In the Fall of 1980, Gil Scott-Heron was invited by Stevie Wonder to join
a forty-one city tour across America that would end in Washington
on January 15, 1981. The purpose was to raise support for the creation of Martin Luther King, Jr. Day, a national holiday to honor the great civil rights leader. This holiday became official in 1986. Scott-Heron uses this history-making tour as the backbone of his fascinating memoir.

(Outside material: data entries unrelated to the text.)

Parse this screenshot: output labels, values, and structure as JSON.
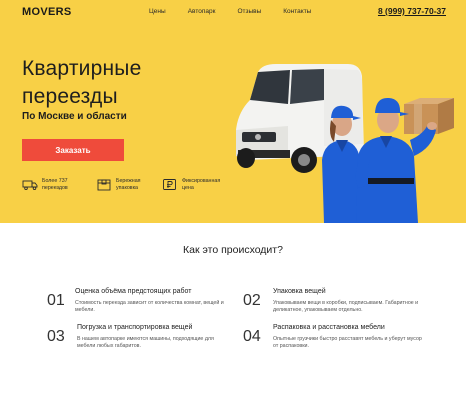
{
  "nav": {
    "logo": "MOVERS",
    "links": [
      "Цены",
      "Автопарк",
      "Отзывы",
      "Контакты"
    ],
    "phone": "8 (999) 737-70-37"
  },
  "hero": {
    "title_line1": "Квартирные",
    "title_line2": "переезды",
    "subtitle": "По Москве и области",
    "cta_label": "Заказать",
    "features": [
      {
        "icon": "truck-icon",
        "line1": "Более 737",
        "line2": "переездов"
      },
      {
        "icon": "box-icon",
        "line1": "Бережная",
        "line2": "упаковка"
      },
      {
        "icon": "ruble-icon",
        "line1": "Фиксированная",
        "line2": "цена"
      }
    ]
  },
  "process": {
    "title": "Как это происходит?",
    "steps": [
      {
        "num": "01",
        "title": "Оценка объёма предстоящих работ",
        "desc": "Стоимость переезда зависит от количества комнат, вещей и мебели."
      },
      {
        "num": "02",
        "title": "Упаковка вещей",
        "desc": "Упаковываем вещи в коробки, подписываем. Габаритное и деликатное, упаковываем отдельно."
      },
      {
        "num": "03",
        "title": "Погрузка и транспортировка вещей",
        "desc": "В нашем автопарке имеются машины, подходящие для мебели любых габаритов."
      },
      {
        "num": "04",
        "title": "Распаковка и расстановка мебели",
        "desc": "Опытные грузчики быстро расставят мебель и уберут мусор от распаковки."
      }
    ]
  },
  "colors": {
    "accent_yellow": "#f8d046",
    "cta_red": "#ef4b3b",
    "uniform_blue": "#1f5fd6"
  }
}
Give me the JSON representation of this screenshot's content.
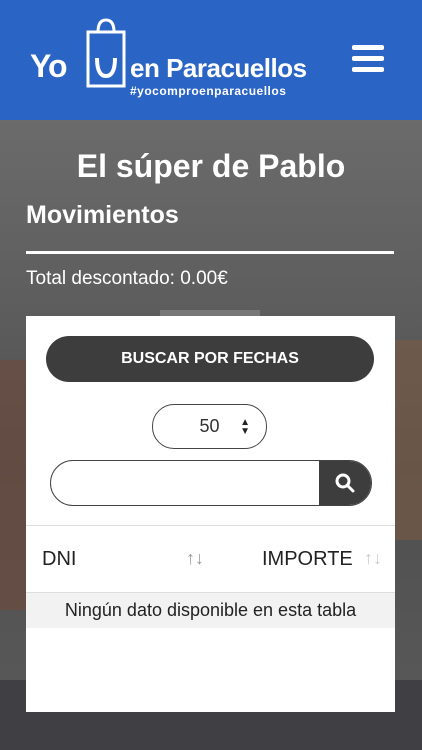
{
  "header": {
    "logo_yo": "Yo",
    "logo_text": "en Paracuellos",
    "logo_hashtag": "#yocomproenparacuellos"
  },
  "page": {
    "title": "El súper de Pablo",
    "subtitle": "Movimientos",
    "total": "Total descontado: 0.00€"
  },
  "filters": {
    "search_dates_label": "BUSCAR POR FECHAS",
    "page_size": "50",
    "search_placeholder": ""
  },
  "table": {
    "columns": [
      "DNI",
      "IMPORTE"
    ],
    "empty_message": "Ningún dato disponible en esta tabla"
  },
  "icons": {
    "menu": "hamburger-icon",
    "search": "search-icon",
    "sort": "sort-icon",
    "logo": "shopping-bag-icon"
  },
  "colors": {
    "header_bg": "#2a64c5",
    "button_bg": "#3d3d3d",
    "card_bg": "#ffffff"
  }
}
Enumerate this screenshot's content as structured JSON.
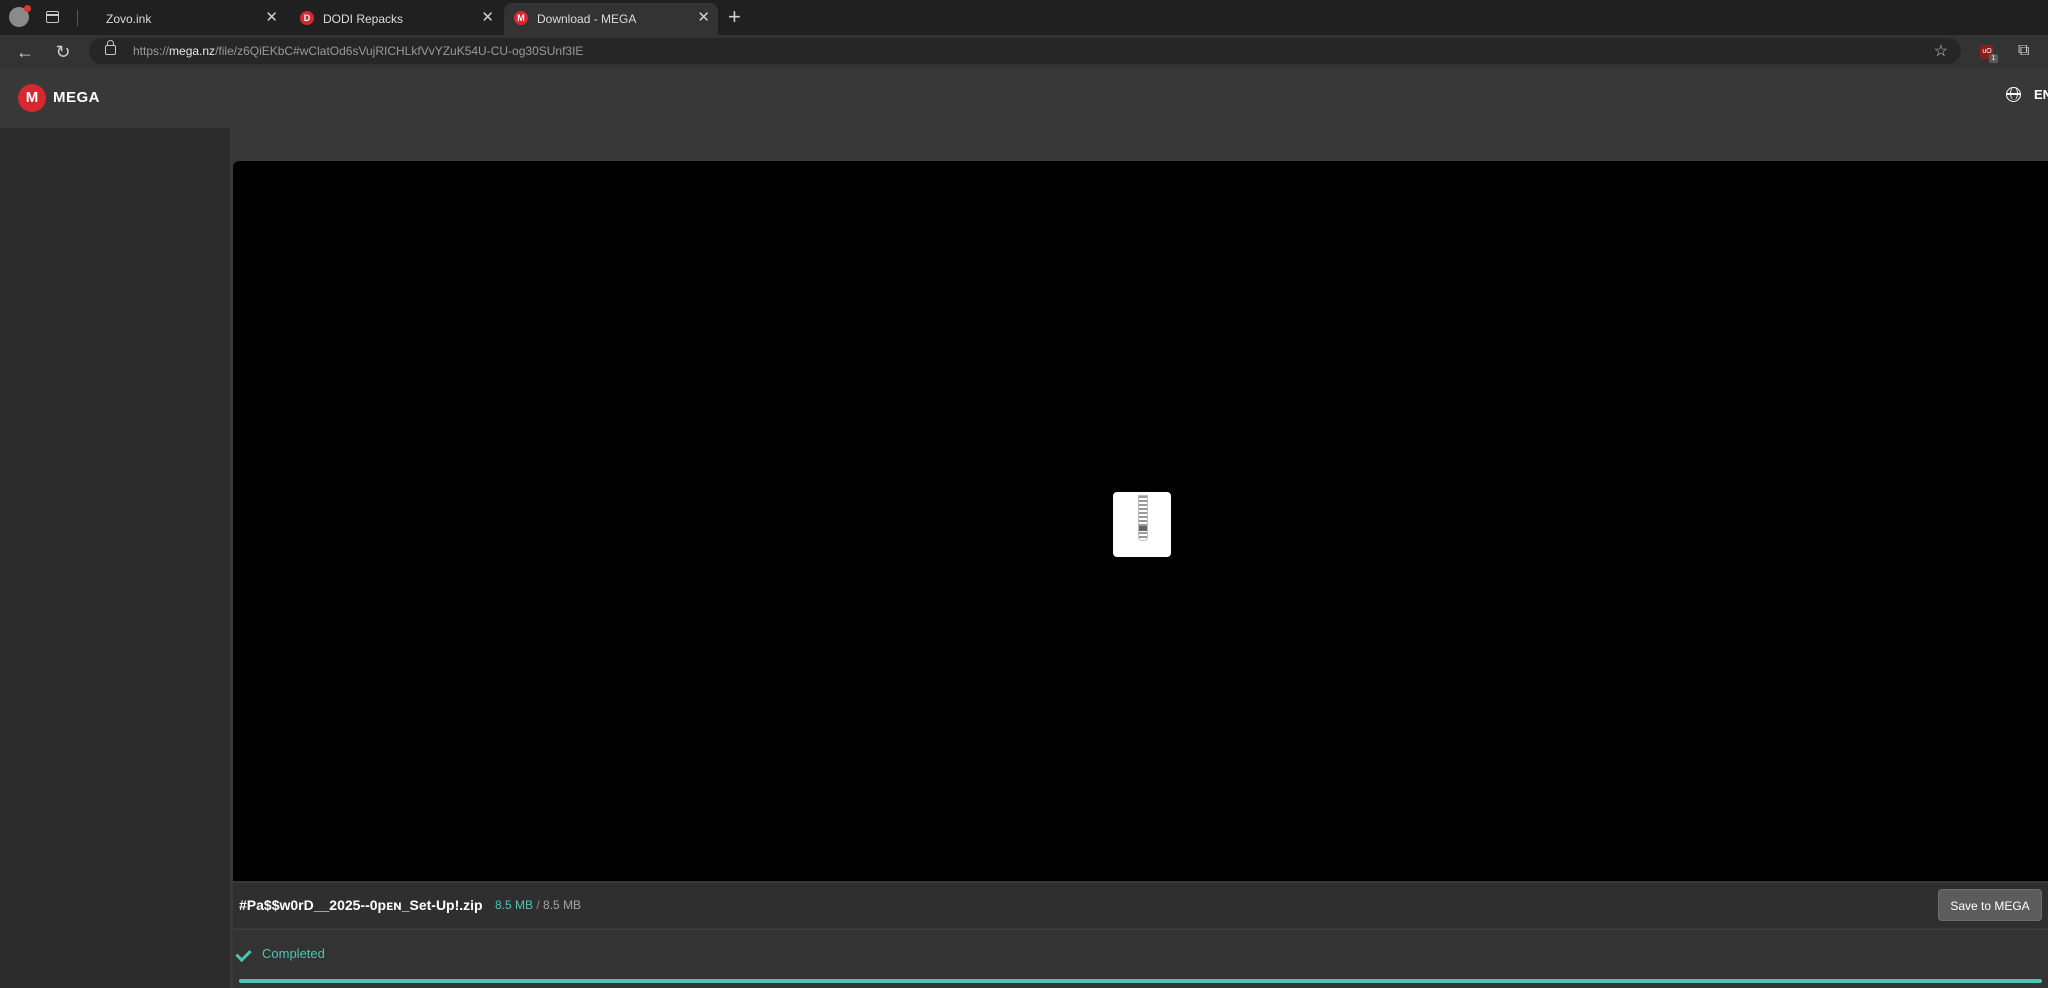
{
  "browser": {
    "tabs": [
      {
        "title": "Zovo.ink",
        "favicon": ""
      },
      {
        "title": "DODI Repacks",
        "favicon": "D"
      },
      {
        "title": "Download - MEGA",
        "favicon": "M",
        "active": true
      }
    ],
    "url": {
      "scheme": "https://",
      "host": "mega.nz",
      "path": "/file/z6QiEKbC#wClatOd6sVujRICHLkfVvYZuK54U-CU-og30SUnf3IE"
    },
    "extension_badge": "1"
  },
  "header": {
    "logo_letter": "M",
    "logo_text": "MEGA",
    "language": "EN"
  },
  "file": {
    "name": "#Pa$$w0rD__2025--0pᴇɴ_Set-Up!.zip",
    "downloaded": "8.5 MB",
    "separator": "/",
    "total": "8.5 MB",
    "icon": "zip-file-icon"
  },
  "actions": {
    "save_label": "Save to MEGA"
  },
  "status": {
    "label": "Completed",
    "progress": 1.0
  },
  "colors": {
    "accent": "#4fc4b6",
    "brand": "#d9272e"
  }
}
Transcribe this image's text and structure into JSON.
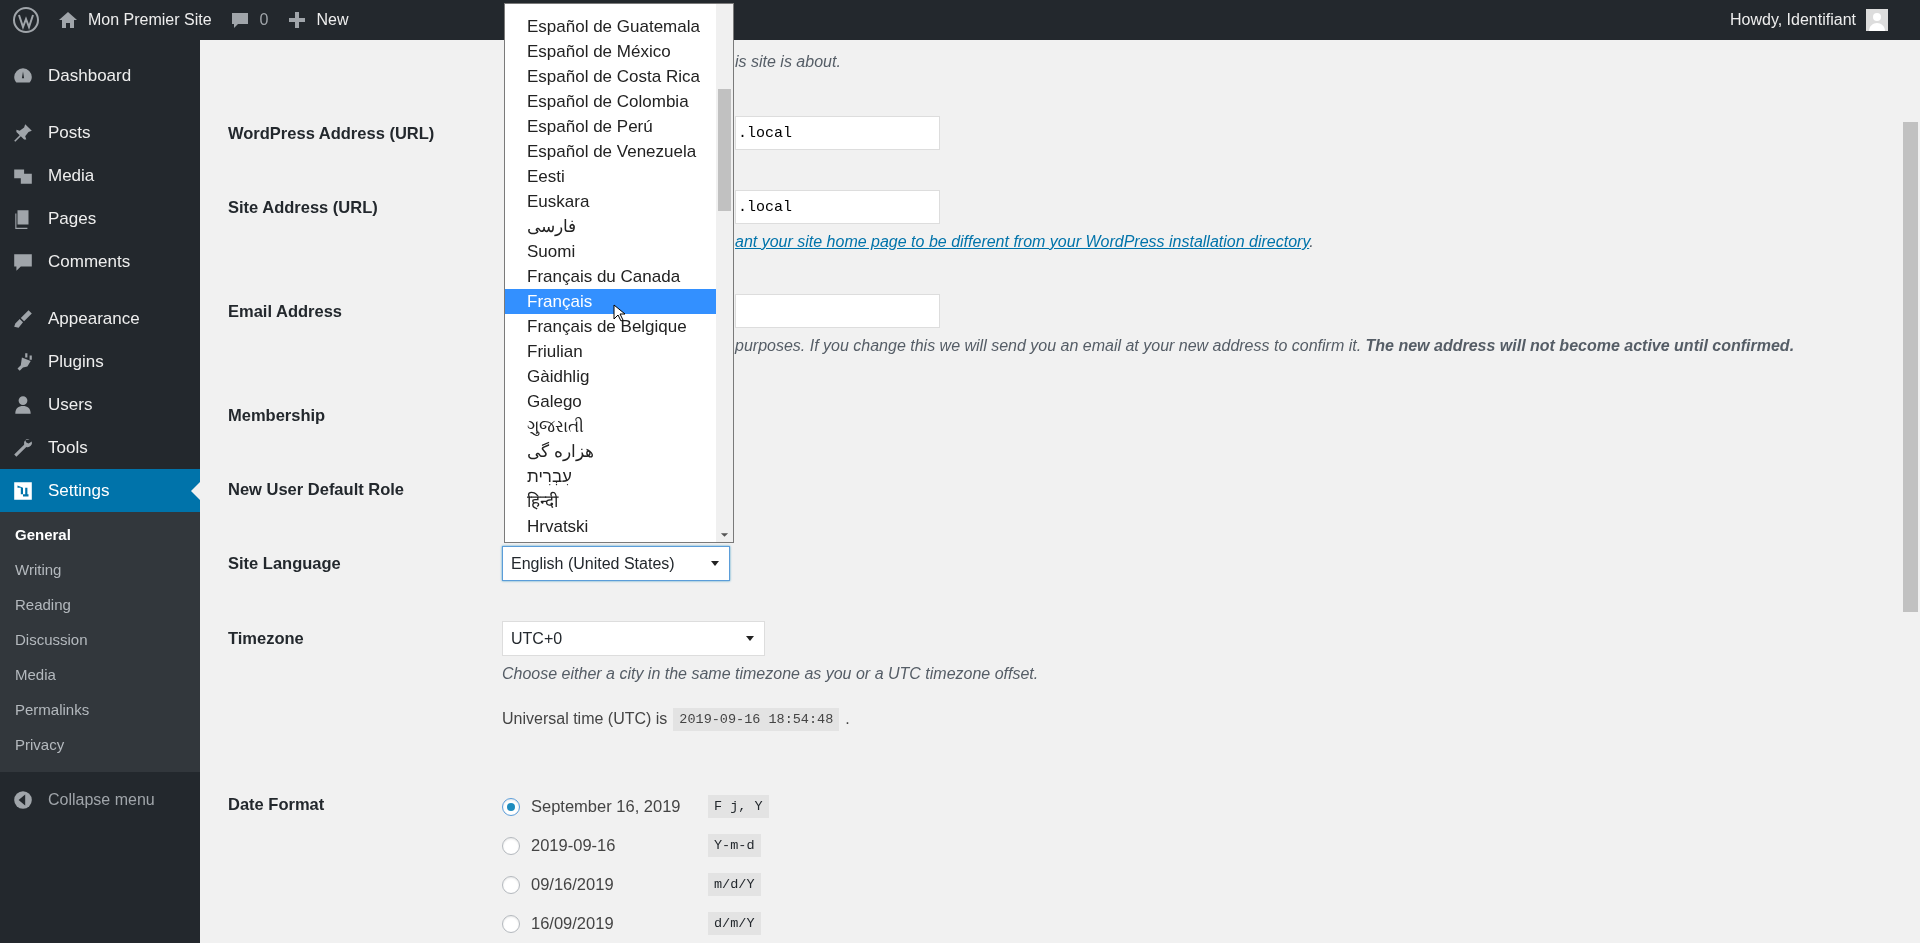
{
  "admin_bar": {
    "site_name": "Mon Premier Site",
    "comments_count": "0",
    "new_label": "New",
    "greeting": "Howdy, Identifiant"
  },
  "sidebar": {
    "groups": [
      {
        "items": [
          {
            "label": "Dashboard",
            "selected": false
          }
        ]
      },
      {
        "items": [
          {
            "label": "Posts",
            "selected": false
          },
          {
            "label": "Media",
            "selected": false
          },
          {
            "label": "Pages",
            "selected": false
          },
          {
            "label": "Comments",
            "selected": false
          }
        ]
      },
      {
        "items": [
          {
            "label": "Appearance",
            "selected": false
          },
          {
            "label": "Plugins",
            "selected": false
          },
          {
            "label": "Users",
            "selected": false
          },
          {
            "label": "Tools",
            "selected": false
          },
          {
            "label": "Settings",
            "selected": true
          }
        ]
      }
    ],
    "submenu": [
      {
        "label": "General",
        "selected": true
      },
      {
        "label": "Writing",
        "selected": false
      },
      {
        "label": "Reading",
        "selected": false
      },
      {
        "label": "Discussion",
        "selected": false
      },
      {
        "label": "Media",
        "selected": false
      },
      {
        "label": "Permalinks",
        "selected": false
      },
      {
        "label": "Privacy",
        "selected": false
      }
    ],
    "collapse_label": "Collapse menu"
  },
  "rows": [
    {
      "kind": "note",
      "hint": "is site is about."
    },
    {
      "kind": "input",
      "label": "WordPress Address (URL)",
      "value": ".local"
    },
    {
      "kind": "input",
      "label": "Site Address (URL)",
      "value": ".local",
      "hint_link": "ant your site home page to be different from your WordPress installation directory",
      "hint_suffix": "."
    },
    {
      "kind": "input",
      "label": "Email Address",
      "hint": "purposes. If you change this we will send you an email at your new address to confirm it. **The new address will not become active until confirmed.**"
    },
    {
      "kind": "label",
      "label": "Membership"
    },
    {
      "kind": "label",
      "label": "New User Default Role"
    },
    {
      "kind": "language",
      "label": "Site Language",
      "value": "English (United States)",
      "options": [
        {
          "label": "Español de Guatemala",
          "selected": false
        },
        {
          "label": "Español de México",
          "selected": false
        },
        {
          "label": "Español de Costa Rica",
          "selected": false
        },
        {
          "label": "Español de Colombia",
          "selected": false
        },
        {
          "label": "Español de Perú",
          "selected": false
        },
        {
          "label": "Español de Venezuela",
          "selected": false
        },
        {
          "label": "Eesti",
          "selected": false
        },
        {
          "label": "Euskara",
          "selected": false
        },
        {
          "label": "فارسی",
          "selected": false
        },
        {
          "label": "Suomi",
          "selected": false
        },
        {
          "label": "Français du Canada",
          "selected": false
        },
        {
          "label": "Français",
          "selected": true
        },
        {
          "label": "Français de Belgique",
          "selected": false
        },
        {
          "label": "Friulian",
          "selected": false
        },
        {
          "label": "Gàidhlig",
          "selected": false
        },
        {
          "label": "Galego",
          "selected": false
        },
        {
          "label": "ગુજરાતી",
          "selected": false
        },
        {
          "label": "هزاره گی",
          "selected": false
        },
        {
          "label": "עִבְרִית",
          "selected": false
        },
        {
          "label": "हिन्दी",
          "selected": false
        },
        {
          "label": "Hrvatski",
          "selected": false
        }
      ]
    },
    {
      "kind": "timezone",
      "label": "Timezone",
      "value": "UTC+0",
      "hint": "Choose either a city in the same timezone as you or a UTC timezone offset.",
      "utc_label": "Universal time (UTC) is",
      "utc_value": "2019-09-16 18:54:48",
      "utc_suffix": "."
    },
    {
      "kind": "radios",
      "label": "Date Format",
      "options": [
        {
          "label": "September 16, 2019",
          "format": "F j, Y",
          "selected": true
        },
        {
          "label": "2019-09-16",
          "format": "Y-m-d",
          "selected": false
        },
        {
          "label": "09/16/2019",
          "format": "m/d/Y",
          "selected": false
        },
        {
          "label": "16/09/2019",
          "format": "d/m/Y",
          "selected": false
        }
      ]
    }
  ]
}
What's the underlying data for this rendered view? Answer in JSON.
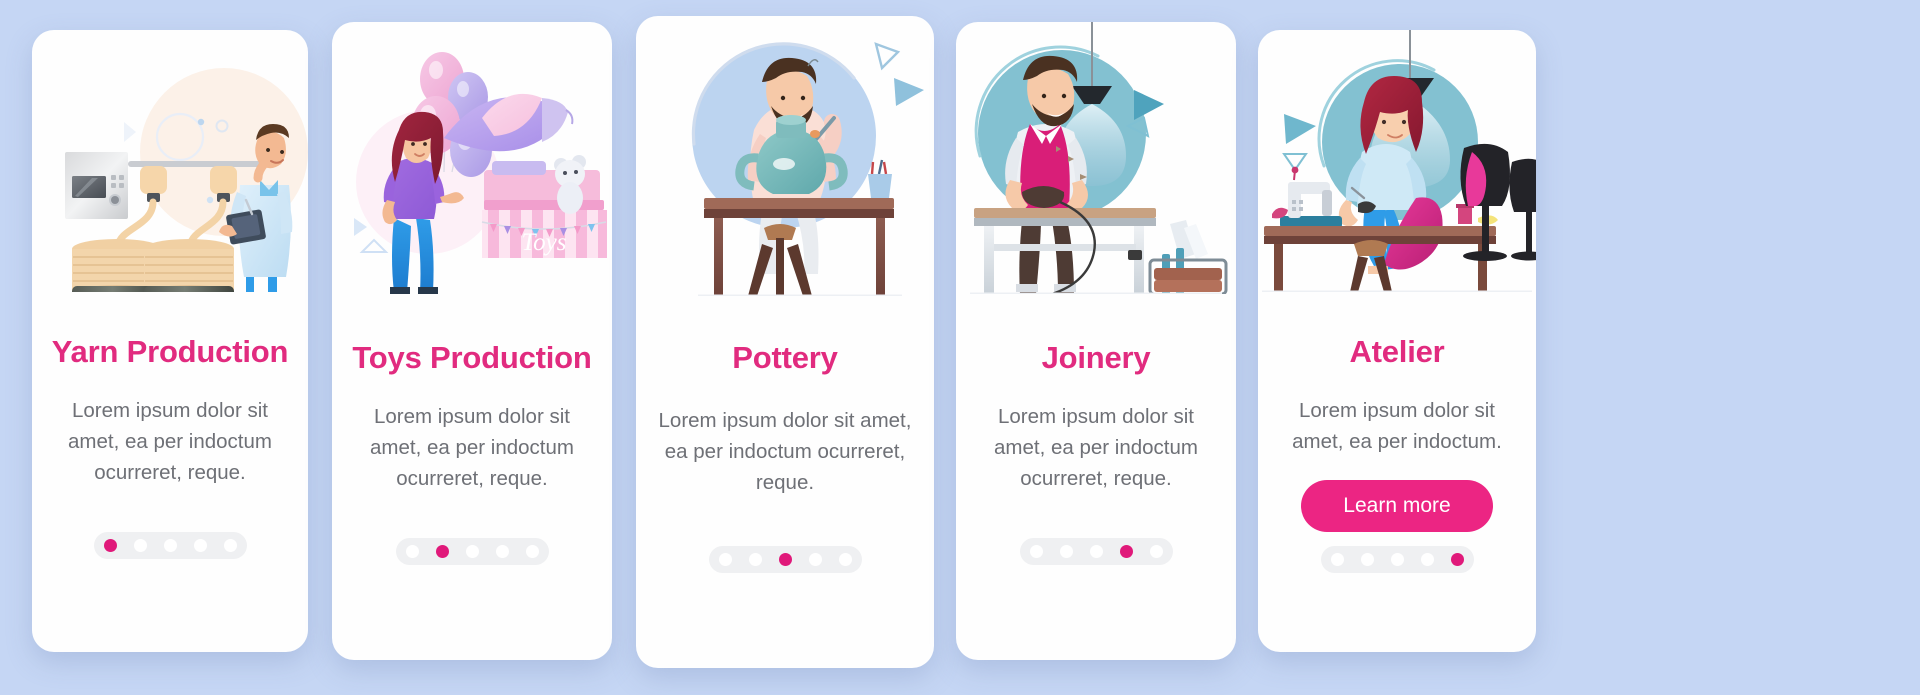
{
  "page": {
    "background_color": "#c5d6f4",
    "card_background": "#fefefe",
    "accent_color": "#e12b7f",
    "cta_color": "#ec2583",
    "body_text_color": "#6e7076",
    "pager_track_color": "#eff0f2",
    "pager_dot_color": "#ffffff",
    "pager_dot_active_color": "#e0197a"
  },
  "screens": [
    {
      "id": "yarn-production",
      "title": "Yarn Production",
      "description": "Lorem ipsum dolor sit amet, ea per indoctum ocurreret, reque.",
      "illustration": "yarn-production-illustration",
      "pager": {
        "total": 5,
        "active": 1
      },
      "cta": null
    },
    {
      "id": "toys-production",
      "title": "Toys Production",
      "description": "Lorem ipsum dolor sit amet, ea per indoctum ocurreret, reque.",
      "illustration": "toys-production-illustration",
      "illustration_sign": "Toys",
      "pager": {
        "total": 5,
        "active": 2
      },
      "cta": null
    },
    {
      "id": "pottery",
      "title": "Pottery",
      "description": "Lorem ipsum dolor sit amet, ea per indoctum ocurreret, reque.",
      "illustration": "pottery-illustration",
      "pager": {
        "total": 5,
        "active": 3
      },
      "cta": null
    },
    {
      "id": "joinery",
      "title": "Joinery",
      "description": "Lorem ipsum dolor sit amet, ea per indoctum ocurreret, reque.",
      "illustration": "joinery-illustration",
      "pager": {
        "total": 5,
        "active": 4
      },
      "cta": null
    },
    {
      "id": "atelier",
      "title": "Atelier",
      "description": "Lorem ipsum dolor sit amet, ea per indoctum.",
      "illustration": "atelier-illustration",
      "pager": {
        "total": 5,
        "active": 5
      },
      "cta": "Learn more"
    }
  ]
}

Raised by his grandmother in Jackson, Tennessee, Scott-Heron's journey from these beginnings to becoming one of the most influential musicians and songwriters of his generation is a remarkable one. Cited as the godfather of rap, Scott-Heron's poetic output spanned from the politically savvy to the savagely satirical, from the socially conscious to the tenderhearted. His unexpected death in May 2011 robbed America of one its most vocal and articulate artists. Chuck D of Public Enemy said of Scott-Heron, "we do what we do and how we do because of you." From Sarah S